*Work item*
All of the data must be output without alteration.

*Listed records*
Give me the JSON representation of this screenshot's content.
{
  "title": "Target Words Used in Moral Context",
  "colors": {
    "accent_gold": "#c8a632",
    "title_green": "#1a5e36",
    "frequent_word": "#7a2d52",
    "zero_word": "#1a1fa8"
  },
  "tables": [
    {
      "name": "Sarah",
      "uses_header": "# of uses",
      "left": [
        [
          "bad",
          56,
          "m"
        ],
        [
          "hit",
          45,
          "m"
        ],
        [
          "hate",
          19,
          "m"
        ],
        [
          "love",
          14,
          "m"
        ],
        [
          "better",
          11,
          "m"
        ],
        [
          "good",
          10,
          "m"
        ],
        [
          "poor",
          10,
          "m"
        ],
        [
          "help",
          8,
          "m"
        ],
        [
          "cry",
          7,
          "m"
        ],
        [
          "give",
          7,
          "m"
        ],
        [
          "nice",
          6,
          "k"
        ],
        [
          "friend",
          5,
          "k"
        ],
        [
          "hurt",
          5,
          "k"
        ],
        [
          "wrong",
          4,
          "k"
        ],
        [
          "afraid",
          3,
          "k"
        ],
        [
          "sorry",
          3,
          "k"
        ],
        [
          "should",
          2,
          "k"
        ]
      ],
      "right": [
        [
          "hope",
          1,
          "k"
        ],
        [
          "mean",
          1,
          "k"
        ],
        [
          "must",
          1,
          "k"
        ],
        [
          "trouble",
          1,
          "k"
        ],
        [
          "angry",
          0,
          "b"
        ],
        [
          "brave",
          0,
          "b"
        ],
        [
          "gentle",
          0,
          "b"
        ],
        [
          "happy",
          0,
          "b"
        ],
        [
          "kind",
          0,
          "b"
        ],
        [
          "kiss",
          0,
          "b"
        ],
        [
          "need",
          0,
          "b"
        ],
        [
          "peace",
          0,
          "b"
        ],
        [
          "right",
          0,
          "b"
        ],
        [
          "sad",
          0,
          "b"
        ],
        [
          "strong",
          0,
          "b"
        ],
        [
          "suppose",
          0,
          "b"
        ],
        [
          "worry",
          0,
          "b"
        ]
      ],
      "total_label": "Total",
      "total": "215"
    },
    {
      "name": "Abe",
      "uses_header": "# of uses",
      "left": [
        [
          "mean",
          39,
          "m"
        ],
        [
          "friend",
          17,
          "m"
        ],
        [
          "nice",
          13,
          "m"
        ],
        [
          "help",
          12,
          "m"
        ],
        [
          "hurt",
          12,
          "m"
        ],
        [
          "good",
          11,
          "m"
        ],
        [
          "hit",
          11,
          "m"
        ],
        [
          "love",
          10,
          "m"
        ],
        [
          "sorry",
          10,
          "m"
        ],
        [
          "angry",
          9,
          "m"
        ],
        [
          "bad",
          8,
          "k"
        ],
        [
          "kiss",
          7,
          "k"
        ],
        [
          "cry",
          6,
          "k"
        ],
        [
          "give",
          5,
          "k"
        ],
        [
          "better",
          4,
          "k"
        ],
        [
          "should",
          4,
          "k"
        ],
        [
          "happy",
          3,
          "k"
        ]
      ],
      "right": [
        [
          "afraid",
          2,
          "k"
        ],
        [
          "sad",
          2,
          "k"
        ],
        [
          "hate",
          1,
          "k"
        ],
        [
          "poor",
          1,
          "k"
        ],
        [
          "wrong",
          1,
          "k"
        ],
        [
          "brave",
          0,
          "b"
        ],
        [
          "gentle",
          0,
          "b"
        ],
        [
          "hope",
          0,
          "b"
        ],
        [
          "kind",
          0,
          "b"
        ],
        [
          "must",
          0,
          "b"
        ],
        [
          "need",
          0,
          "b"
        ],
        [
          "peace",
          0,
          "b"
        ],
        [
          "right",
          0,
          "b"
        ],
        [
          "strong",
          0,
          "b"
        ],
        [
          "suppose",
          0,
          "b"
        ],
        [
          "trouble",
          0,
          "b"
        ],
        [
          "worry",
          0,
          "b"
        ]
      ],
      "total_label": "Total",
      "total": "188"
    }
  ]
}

*Answer for the task*
Give me the JSON representation of this screenshot's content.
{
  "title": "Target Words Used in Moral Context",
  "colors": {
    "accent_gold": "#c8a632",
    "title_green": "#1a5e36",
    "frequent_word": "#7a2d52",
    "zero_word": "#1a1fa8"
  },
  "tables": [
    {
      "name": "Sarah",
      "uses_header": "# of uses",
      "left": [
        [
          "bad",
          56,
          "m"
        ],
        [
          "hit",
          45,
          "m"
        ],
        [
          "hate",
          19,
          "m"
        ],
        [
          "love",
          14,
          "m"
        ],
        [
          "better",
          11,
          "m"
        ],
        [
          "good",
          10,
          "m"
        ],
        [
          "poor",
          10,
          "m"
        ],
        [
          "help",
          8,
          "m"
        ],
        [
          "cry",
          7,
          "m"
        ],
        [
          "give",
          7,
          "m"
        ],
        [
          "nice",
          6,
          "k"
        ],
        [
          "friend",
          5,
          "k"
        ],
        [
          "hurt",
          5,
          "k"
        ],
        [
          "wrong",
          4,
          "k"
        ],
        [
          "afraid",
          3,
          "k"
        ],
        [
          "sorry",
          3,
          "k"
        ],
        [
          "should",
          2,
          "k"
        ]
      ],
      "right": [
        [
          "hope",
          1,
          "k"
        ],
        [
          "mean",
          1,
          "k"
        ],
        [
          "must",
          1,
          "k"
        ],
        [
          "trouble",
          1,
          "k"
        ],
        [
          "angry",
          0,
          "b"
        ],
        [
          "brave",
          0,
          "b"
        ],
        [
          "gentle",
          0,
          "b"
        ],
        [
          "happy",
          0,
          "b"
        ],
        [
          "kind",
          0,
          "b"
        ],
        [
          "kiss",
          0,
          "b"
        ],
        [
          "need",
          0,
          "b"
        ],
        [
          "peace",
          0,
          "b"
        ],
        [
          "right",
          0,
          "b"
        ],
        [
          "sad",
          0,
          "b"
        ],
        [
          "strong",
          0,
          "b"
        ],
        [
          "suppose",
          0,
          "b"
        ],
        [
          "worry",
          0,
          "b"
        ]
      ],
      "total_label": "Total",
      "total": "215"
    },
    {
      "name": "Abe",
      "uses_header": "# of uses",
      "left": [
        [
          "mean",
          39,
          "m"
        ],
        [
          "friend",
          17,
          "m"
        ],
        [
          "nice",
          13,
          "m"
        ],
        [
          "help",
          12,
          "m"
        ],
        [
          "hurt",
          12,
          "m"
        ],
        [
          "good",
          11,
          "m"
        ],
        [
          "hit",
          11,
          "m"
        ],
        [
          "love",
          10,
          "m"
        ],
        [
          "sorry",
          10,
          "m"
        ],
        [
          "angry",
          9,
          "m"
        ],
        [
          "bad",
          8,
          "k"
        ],
        [
          "kiss",
          7,
          "k"
        ],
        [
          "cry",
          6,
          "k"
        ],
        [
          "give",
          5,
          "k"
        ],
        [
          "better",
          4,
          "k"
        ],
        [
          "should",
          4,
          "k"
        ],
        [
          "happy",
          3,
          "k"
        ]
      ],
      "right": [
        [
          "afraid",
          2,
          "k"
        ],
        [
          "sad",
          2,
          "k"
        ],
        [
          "hate",
          1,
          "k"
        ],
        [
          "poor",
          1,
          "k"
        ],
        [
          "wrong",
          1,
          "k"
        ],
        [
          "brave",
          0,
          "b"
        ],
        [
          "gentle",
          0,
          "b"
        ],
        [
          "hope",
          0,
          "b"
        ],
        [
          "kind",
          0,
          "b"
        ],
        [
          "must",
          0,
          "b"
        ],
        [
          "need",
          0,
          "b"
        ],
        [
          "peace",
          0,
          "b"
        ],
        [
          "right",
          0,
          "b"
        ],
        [
          "strong",
          0,
          "b"
        ],
        [
          "suppose",
          0,
          "b"
        ],
        [
          "trouble",
          0,
          "b"
        ],
        [
          "worry",
          0,
          "b"
        ]
      ],
      "total_label": "Total",
      "total": "188"
    }
  ]
}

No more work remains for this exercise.